All lines below are to be output exactly as they stand.

------------------------------------------------

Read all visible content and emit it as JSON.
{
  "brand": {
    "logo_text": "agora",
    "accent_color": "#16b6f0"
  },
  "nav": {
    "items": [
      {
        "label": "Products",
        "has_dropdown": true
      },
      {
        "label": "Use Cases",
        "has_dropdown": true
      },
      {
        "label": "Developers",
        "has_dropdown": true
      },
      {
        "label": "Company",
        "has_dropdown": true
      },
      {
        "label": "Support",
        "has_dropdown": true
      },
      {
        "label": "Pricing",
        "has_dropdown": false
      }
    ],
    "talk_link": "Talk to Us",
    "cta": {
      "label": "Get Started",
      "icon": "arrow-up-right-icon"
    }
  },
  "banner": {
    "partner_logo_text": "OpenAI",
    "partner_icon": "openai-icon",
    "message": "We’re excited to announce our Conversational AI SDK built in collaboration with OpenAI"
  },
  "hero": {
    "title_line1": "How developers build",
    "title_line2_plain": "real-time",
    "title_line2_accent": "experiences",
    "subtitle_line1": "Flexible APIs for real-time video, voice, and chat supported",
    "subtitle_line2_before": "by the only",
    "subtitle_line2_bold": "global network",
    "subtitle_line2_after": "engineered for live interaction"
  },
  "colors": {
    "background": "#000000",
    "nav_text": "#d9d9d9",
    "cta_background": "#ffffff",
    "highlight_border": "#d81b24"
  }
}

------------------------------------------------

Exercise response
Read all visible content and emit it as JSON.
{
  "brand": {
    "logo_text": "agora",
    "accent_color": "#16b6f0"
  },
  "nav": {
    "items": [
      {
        "label": "Products",
        "has_dropdown": true
      },
      {
        "label": "Use Cases",
        "has_dropdown": true
      },
      {
        "label": "Developers",
        "has_dropdown": true
      },
      {
        "label": "Company",
        "has_dropdown": true
      },
      {
        "label": "Support",
        "has_dropdown": true
      },
      {
        "label": "Pricing",
        "has_dropdown": false
      }
    ],
    "talk_link": "Talk to Us",
    "cta": {
      "label": "Get Started",
      "icon": "arrow-up-right-icon"
    }
  },
  "banner": {
    "partner_logo_text": "OpenAI",
    "partner_icon": "openai-icon",
    "message": "We’re excited to announce our Conversational AI SDK built in collaboration with OpenAI"
  },
  "hero": {
    "title_line1": "How developers build",
    "title_line2_plain": "real-time",
    "title_line2_accent": "experiences",
    "subtitle_line1": "Flexible APIs for real-time video, voice, and chat supported",
    "subtitle_line2_before": "by the only",
    "subtitle_line2_bold": "global network",
    "subtitle_line2_after": "engineered for live interaction"
  },
  "colors": {
    "background": "#000000",
    "nav_text": "#d9d9d9",
    "cta_background": "#ffffff",
    "highlight_border": "#d81b24"
  }
}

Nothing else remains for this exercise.